Data entries:
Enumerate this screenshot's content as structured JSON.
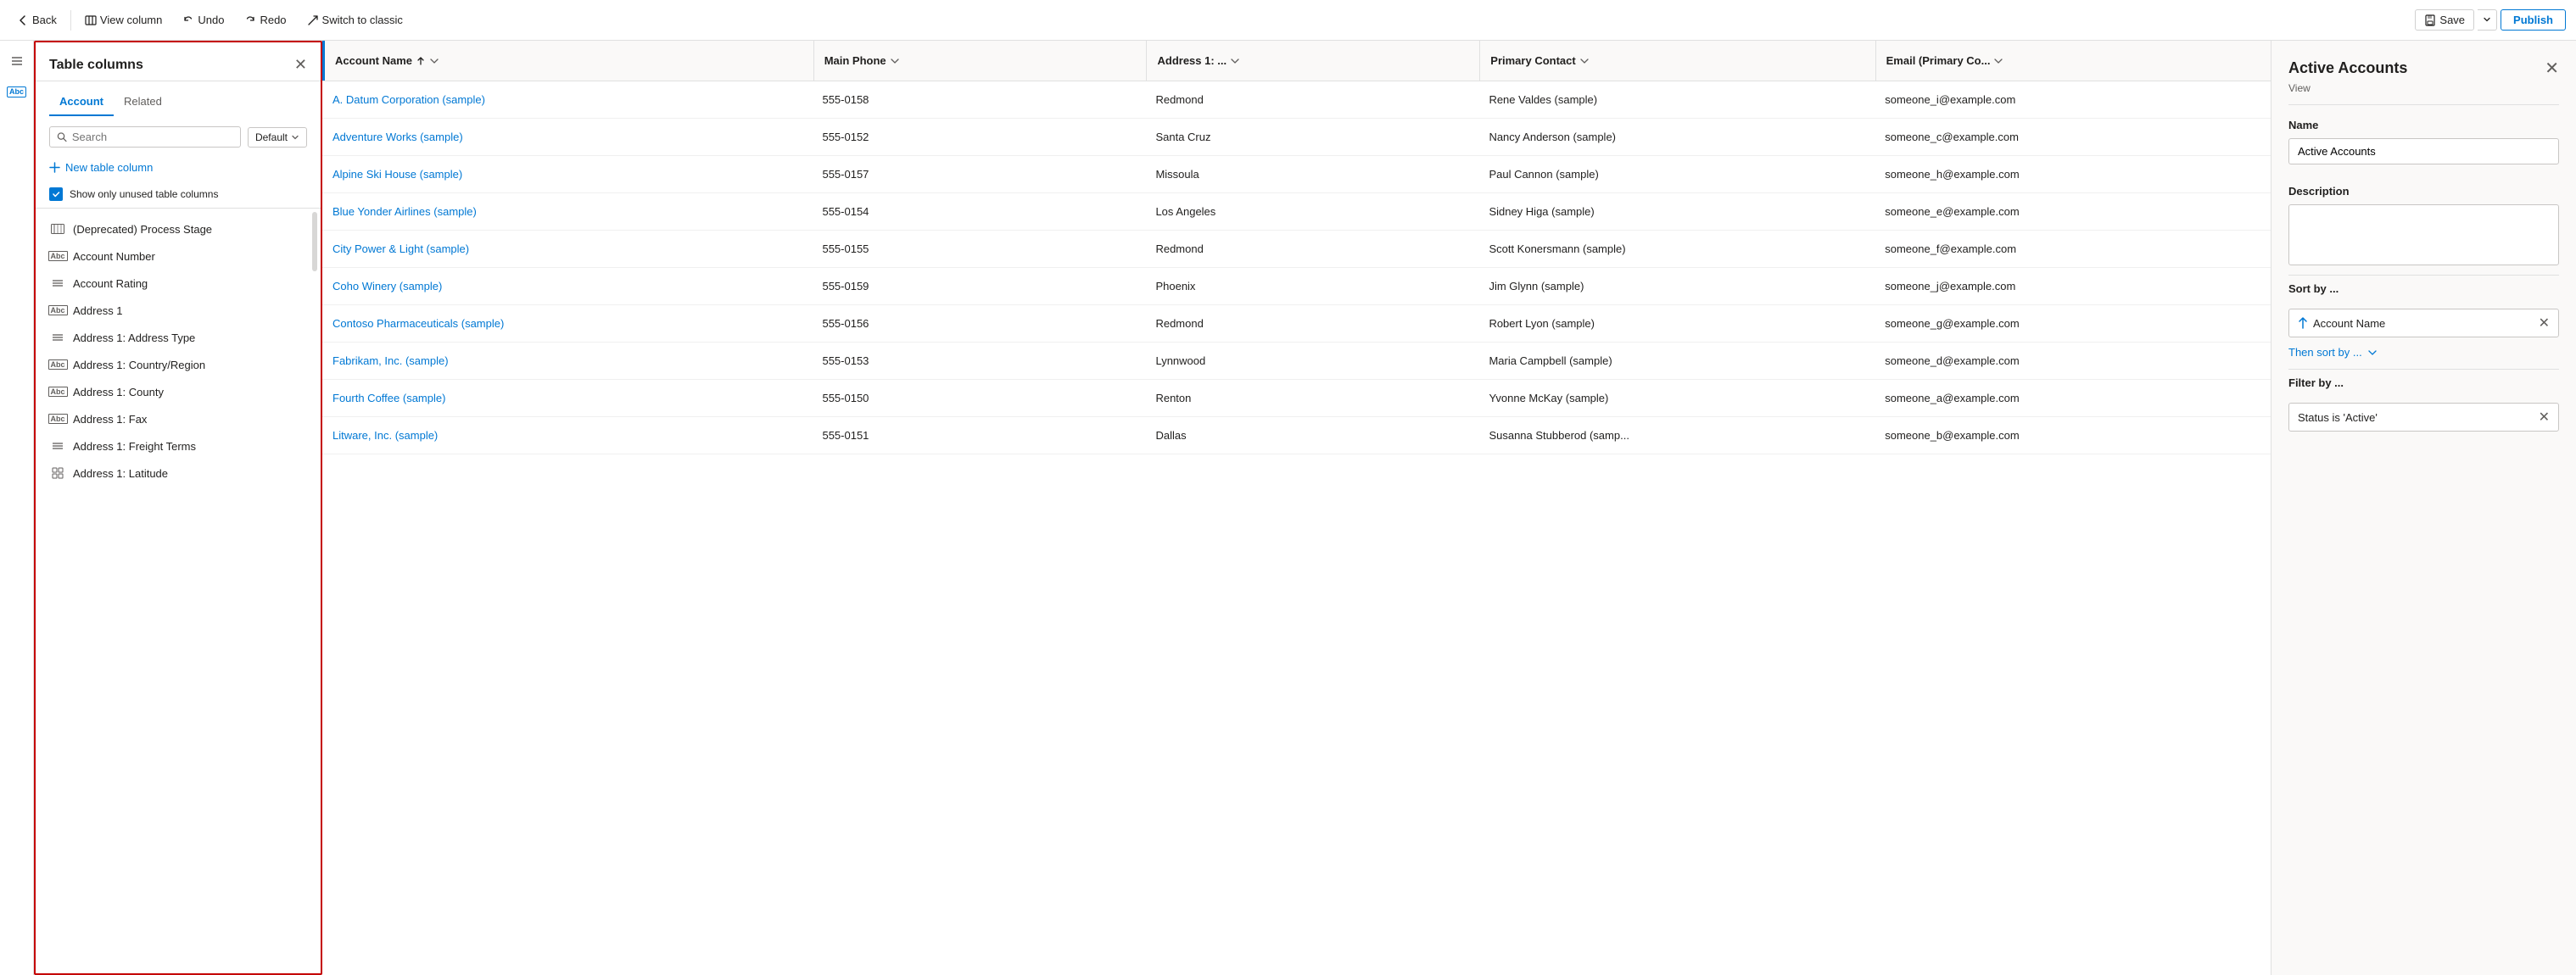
{
  "topbar": {
    "back_label": "Back",
    "view_column_label": "View column",
    "undo_label": "Undo",
    "redo_label": "Redo",
    "switch_label": "Switch to classic",
    "save_label": "Save",
    "publish_label": "Publish"
  },
  "panel": {
    "title": "Table columns",
    "tabs": [
      {
        "label": "Account",
        "active": true
      },
      {
        "label": "Related",
        "active": false
      }
    ],
    "search_placeholder": "Search",
    "default_label": "Default",
    "new_column_label": "New table column",
    "unused_label": "Show only unused table columns",
    "columns": [
      {
        "icon": "deprecated",
        "label": "(Deprecated) Process Stage"
      },
      {
        "icon": "abc",
        "label": "Account Number"
      },
      {
        "icon": "lines",
        "label": "Account Rating"
      },
      {
        "icon": "abc",
        "label": "Address 1"
      },
      {
        "icon": "lines",
        "label": "Address 1: Address Type"
      },
      {
        "icon": "abc",
        "label": "Address 1: Country/Region"
      },
      {
        "icon": "abc",
        "label": "Address 1: County"
      },
      {
        "icon": "abc",
        "label": "Address 1: Fax"
      },
      {
        "icon": "lines",
        "label": "Address 1: Freight Terms"
      },
      {
        "icon": "grid",
        "label": "Address 1: Latitude"
      }
    ]
  },
  "grid": {
    "headers": [
      {
        "label": "Account Name",
        "sort": true,
        "filter": true
      },
      {
        "label": "Main Phone",
        "filter": true
      },
      {
        "label": "Address 1: ...",
        "filter": true
      },
      {
        "label": "Primary Contact",
        "filter": true
      },
      {
        "label": "Email (Primary Co...",
        "filter": true
      }
    ],
    "rows": [
      {
        "name": "A. Datum Corporation (sample)",
        "phone": "555-0158",
        "address": "Redmond",
        "contact": "Rene Valdes (sample)",
        "email": "someone_i@example.com"
      },
      {
        "name": "Adventure Works (sample)",
        "phone": "555-0152",
        "address": "Santa Cruz",
        "contact": "Nancy Anderson (sample)",
        "email": "someone_c@example.com"
      },
      {
        "name": "Alpine Ski House (sample)",
        "phone": "555-0157",
        "address": "Missoula",
        "contact": "Paul Cannon (sample)",
        "email": "someone_h@example.com"
      },
      {
        "name": "Blue Yonder Airlines (sample)",
        "phone": "555-0154",
        "address": "Los Angeles",
        "contact": "Sidney Higa (sample)",
        "email": "someone_e@example.com"
      },
      {
        "name": "City Power & Light (sample)",
        "phone": "555-0155",
        "address": "Redmond",
        "contact": "Scott Konersmann (sample)",
        "email": "someone_f@example.com"
      },
      {
        "name": "Coho Winery (sample)",
        "phone": "555-0159",
        "address": "Phoenix",
        "contact": "Jim Glynn (sample)",
        "email": "someone_j@example.com"
      },
      {
        "name": "Contoso Pharmaceuticals (sample)",
        "phone": "555-0156",
        "address": "Redmond",
        "contact": "Robert Lyon (sample)",
        "email": "someone_g@example.com"
      },
      {
        "name": "Fabrikam, Inc. (sample)",
        "phone": "555-0153",
        "address": "Lynnwood",
        "contact": "Maria Campbell (sample)",
        "email": "someone_d@example.com"
      },
      {
        "name": "Fourth Coffee (sample)",
        "phone": "555-0150",
        "address": "Renton",
        "contact": "Yvonne McKay (sample)",
        "email": "someone_a@example.com"
      },
      {
        "name": "Litware, Inc. (sample)",
        "phone": "555-0151",
        "address": "Dallas",
        "contact": "Susanna Stubberod (samp...",
        "email": "someone_b@example.com"
      }
    ]
  },
  "right_panel": {
    "title": "Active Accounts",
    "subtitle": "View",
    "name_label": "Name",
    "name_value": "Active Accounts",
    "description_label": "Description",
    "description_placeholder": "",
    "sort_label": "Sort by ...",
    "sort_field": "Account Name",
    "then_sort_label": "Then sort by ...",
    "filter_label": "Filter by ...",
    "filter_value": "Status is 'Active'"
  },
  "icons": {
    "back": "←",
    "view_column": "⊞",
    "undo": "↩",
    "redo": "↪",
    "switch": "↗",
    "save_disk": "💾",
    "hamburger": "☰",
    "abc_badge": "Abc",
    "close": "✕",
    "check": "✓",
    "plus": "+",
    "sort_asc": "↑",
    "chevron_down": "∨",
    "sort_filter": "⊽",
    "grid_icon": "⊞"
  }
}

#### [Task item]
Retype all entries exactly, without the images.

#### [Task output]
Enumerate this screenshot's content as structured JSON.
{
  "topbar": {
    "back_label": "Back",
    "view_column_label": "View column",
    "undo_label": "Undo",
    "redo_label": "Redo",
    "switch_label": "Switch to classic",
    "save_label": "Save",
    "publish_label": "Publish"
  },
  "panel": {
    "title": "Table columns",
    "tabs": [
      {
        "label": "Account",
        "active": true
      },
      {
        "label": "Related",
        "active": false
      }
    ],
    "search_placeholder": "Search",
    "default_label": "Default",
    "new_column_label": "New table column",
    "unused_label": "Show only unused table columns",
    "columns": [
      {
        "icon": "deprecated",
        "label": "(Deprecated) Process Stage"
      },
      {
        "icon": "abc",
        "label": "Account Number"
      },
      {
        "icon": "lines",
        "label": "Account Rating"
      },
      {
        "icon": "abc",
        "label": "Address 1"
      },
      {
        "icon": "lines",
        "label": "Address 1: Address Type"
      },
      {
        "icon": "abc",
        "label": "Address 1: Country/Region"
      },
      {
        "icon": "abc",
        "label": "Address 1: County"
      },
      {
        "icon": "abc",
        "label": "Address 1: Fax"
      },
      {
        "icon": "lines",
        "label": "Address 1: Freight Terms"
      },
      {
        "icon": "grid",
        "label": "Address 1: Latitude"
      }
    ]
  },
  "grid": {
    "headers": [
      {
        "label": "Account Name",
        "sort": true,
        "filter": true
      },
      {
        "label": "Main Phone",
        "filter": true
      },
      {
        "label": "Address 1: ...",
        "filter": true
      },
      {
        "label": "Primary Contact",
        "filter": true
      },
      {
        "label": "Email (Primary Co...",
        "filter": true
      }
    ],
    "rows": [
      {
        "name": "A. Datum Corporation (sample)",
        "phone": "555-0158",
        "address": "Redmond",
        "contact": "Rene Valdes (sample)",
        "email": "someone_i@example.com"
      },
      {
        "name": "Adventure Works (sample)",
        "phone": "555-0152",
        "address": "Santa Cruz",
        "contact": "Nancy Anderson (sample)",
        "email": "someone_c@example.com"
      },
      {
        "name": "Alpine Ski House (sample)",
        "phone": "555-0157",
        "address": "Missoula",
        "contact": "Paul Cannon (sample)",
        "email": "someone_h@example.com"
      },
      {
        "name": "Blue Yonder Airlines (sample)",
        "phone": "555-0154",
        "address": "Los Angeles",
        "contact": "Sidney Higa (sample)",
        "email": "someone_e@example.com"
      },
      {
        "name": "City Power & Light (sample)",
        "phone": "555-0155",
        "address": "Redmond",
        "contact": "Scott Konersmann (sample)",
        "email": "someone_f@example.com"
      },
      {
        "name": "Coho Winery (sample)",
        "phone": "555-0159",
        "address": "Phoenix",
        "contact": "Jim Glynn (sample)",
        "email": "someone_j@example.com"
      },
      {
        "name": "Contoso Pharmaceuticals (sample)",
        "phone": "555-0156",
        "address": "Redmond",
        "contact": "Robert Lyon (sample)",
        "email": "someone_g@example.com"
      },
      {
        "name": "Fabrikam, Inc. (sample)",
        "phone": "555-0153",
        "address": "Lynnwood",
        "contact": "Maria Campbell (sample)",
        "email": "someone_d@example.com"
      },
      {
        "name": "Fourth Coffee (sample)",
        "phone": "555-0150",
        "address": "Renton",
        "contact": "Yvonne McKay (sample)",
        "email": "someone_a@example.com"
      },
      {
        "name": "Litware, Inc. (sample)",
        "phone": "555-0151",
        "address": "Dallas",
        "contact": "Susanna Stubberod (samp...",
        "email": "someone_b@example.com"
      }
    ]
  },
  "right_panel": {
    "title": "Active Accounts",
    "subtitle": "View",
    "name_label": "Name",
    "name_value": "Active Accounts",
    "description_label": "Description",
    "description_placeholder": "",
    "sort_label": "Sort by ...",
    "sort_field": "Account Name",
    "then_sort_label": "Then sort by ...",
    "filter_label": "Filter by ...",
    "filter_value": "Status is 'Active'"
  },
  "icons": {
    "back": "←",
    "view_column": "⊞",
    "undo": "↩",
    "redo": "↪",
    "switch": "↗",
    "save_disk": "💾",
    "hamburger": "☰",
    "abc_badge": "Abc",
    "close": "✕",
    "check": "✓",
    "plus": "+",
    "sort_asc": "↑",
    "chevron_down": "∨",
    "sort_filter": "⊽",
    "grid_icon": "⊞"
  }
}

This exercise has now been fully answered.